◆ **Brief**: Reproduce every entry exactly, without alteration.

Data about app and page elements:
::::::

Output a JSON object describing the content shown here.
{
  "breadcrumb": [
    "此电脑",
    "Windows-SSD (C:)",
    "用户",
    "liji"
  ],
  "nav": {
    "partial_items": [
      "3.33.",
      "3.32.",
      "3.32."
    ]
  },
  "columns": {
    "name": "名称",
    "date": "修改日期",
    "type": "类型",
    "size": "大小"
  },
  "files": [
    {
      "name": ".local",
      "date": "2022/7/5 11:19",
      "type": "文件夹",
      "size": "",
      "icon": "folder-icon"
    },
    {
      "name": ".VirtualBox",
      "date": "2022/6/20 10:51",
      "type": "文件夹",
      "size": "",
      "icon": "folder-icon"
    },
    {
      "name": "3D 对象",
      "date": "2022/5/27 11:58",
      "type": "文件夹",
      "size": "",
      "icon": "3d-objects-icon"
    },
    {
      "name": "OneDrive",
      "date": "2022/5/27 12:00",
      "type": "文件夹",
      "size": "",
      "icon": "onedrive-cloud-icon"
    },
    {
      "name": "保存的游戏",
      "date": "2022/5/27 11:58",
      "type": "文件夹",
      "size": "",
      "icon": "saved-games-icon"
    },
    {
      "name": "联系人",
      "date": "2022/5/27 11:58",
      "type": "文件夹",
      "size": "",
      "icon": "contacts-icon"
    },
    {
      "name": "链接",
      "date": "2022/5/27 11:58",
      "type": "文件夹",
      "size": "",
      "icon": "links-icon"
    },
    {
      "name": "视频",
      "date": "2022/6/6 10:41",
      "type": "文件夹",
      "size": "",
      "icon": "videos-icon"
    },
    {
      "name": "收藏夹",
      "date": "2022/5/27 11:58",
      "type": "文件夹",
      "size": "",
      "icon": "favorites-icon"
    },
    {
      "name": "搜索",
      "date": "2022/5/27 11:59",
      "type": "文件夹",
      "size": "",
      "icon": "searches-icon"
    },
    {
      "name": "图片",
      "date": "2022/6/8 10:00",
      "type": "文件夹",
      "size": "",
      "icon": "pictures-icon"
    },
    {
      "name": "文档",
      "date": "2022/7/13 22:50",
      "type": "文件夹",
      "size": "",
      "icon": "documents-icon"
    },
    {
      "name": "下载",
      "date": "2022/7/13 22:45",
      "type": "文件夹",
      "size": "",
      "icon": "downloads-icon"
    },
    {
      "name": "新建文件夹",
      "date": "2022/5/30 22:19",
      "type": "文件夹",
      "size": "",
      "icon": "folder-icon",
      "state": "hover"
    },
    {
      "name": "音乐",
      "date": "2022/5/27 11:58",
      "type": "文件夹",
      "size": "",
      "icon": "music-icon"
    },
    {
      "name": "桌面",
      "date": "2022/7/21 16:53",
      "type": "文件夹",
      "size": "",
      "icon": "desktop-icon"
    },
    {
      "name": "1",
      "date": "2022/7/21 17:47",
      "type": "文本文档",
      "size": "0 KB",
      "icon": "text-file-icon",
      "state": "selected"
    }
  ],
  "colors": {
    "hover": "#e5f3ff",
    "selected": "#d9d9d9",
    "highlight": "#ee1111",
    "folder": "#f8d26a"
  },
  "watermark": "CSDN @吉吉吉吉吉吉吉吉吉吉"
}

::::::

◆ **Result of the exercise**:
Output a JSON object describing the content shown here.
{
  "breadcrumb": [
    "此电脑",
    "Windows-SSD (C:)",
    "用户",
    "liji"
  ],
  "nav": {
    "partial_items": [
      "3.33.",
      "3.32.",
      "3.32."
    ]
  },
  "columns": {
    "name": "名称",
    "date": "修改日期",
    "type": "类型",
    "size": "大小"
  },
  "files": [
    {
      "name": ".local",
      "date": "2022/7/5 11:19",
      "type": "文件夹",
      "size": "",
      "icon": "folder-icon"
    },
    {
      "name": ".VirtualBox",
      "date": "2022/6/20 10:51",
      "type": "文件夹",
      "size": "",
      "icon": "folder-icon"
    },
    {
      "name": "3D 对象",
      "date": "2022/5/27 11:58",
      "type": "文件夹",
      "size": "",
      "icon": "3d-objects-icon"
    },
    {
      "name": "OneDrive",
      "date": "2022/5/27 12:00",
      "type": "文件夹",
      "size": "",
      "icon": "onedrive-cloud-icon"
    },
    {
      "name": "保存的游戏",
      "date": "2022/5/27 11:58",
      "type": "文件夹",
      "size": "",
      "icon": "saved-games-icon"
    },
    {
      "name": "联系人",
      "date": "2022/5/27 11:58",
      "type": "文件夹",
      "size": "",
      "icon": "contacts-icon"
    },
    {
      "name": "链接",
      "date": "2022/5/27 11:58",
      "type": "文件夹",
      "size": "",
      "icon": "links-icon"
    },
    {
      "name": "视频",
      "date": "2022/6/6 10:41",
      "type": "文件夹",
      "size": "",
      "icon": "videos-icon"
    },
    {
      "name": "收藏夹",
      "date": "2022/5/27 11:58",
      "type": "文件夹",
      "size": "",
      "icon": "favorites-icon"
    },
    {
      "name": "搜索",
      "date": "2022/5/27 11:59",
      "type": "文件夹",
      "size": "",
      "icon": "searches-icon"
    },
    {
      "name": "图片",
      "date": "2022/6/8 10:00",
      "type": "文件夹",
      "size": "",
      "icon": "pictures-icon"
    },
    {
      "name": "文档",
      "date": "2022/7/13 22:50",
      "type": "文件夹",
      "size": "",
      "icon": "documents-icon"
    },
    {
      "name": "下载",
      "date": "2022/7/13 22:45",
      "type": "文件夹",
      "size": "",
      "icon": "downloads-icon"
    },
    {
      "name": "新建文件夹",
      "date": "2022/5/30 22:19",
      "type": "文件夹",
      "size": "",
      "icon": "folder-icon",
      "state": "hover"
    },
    {
      "name": "音乐",
      "date": "2022/5/27 11:58",
      "type": "文件夹",
      "size": "",
      "icon": "music-icon"
    },
    {
      "name": "桌面",
      "date": "2022/7/21 16:53",
      "type": "文件夹",
      "size": "",
      "icon": "desktop-icon"
    },
    {
      "name": "1",
      "date": "2022/7/21 17:47",
      "type": "文本文档",
      "size": "0 KB",
      "icon": "text-file-icon",
      "state": "selected"
    }
  ],
  "colors": {
    "hover": "#e5f3ff",
    "selected": "#d9d9d9",
    "highlight": "#ee1111",
    "folder": "#f8d26a"
  },
  "watermark": "CSDN @吉吉吉吉吉吉吉吉吉吉"
}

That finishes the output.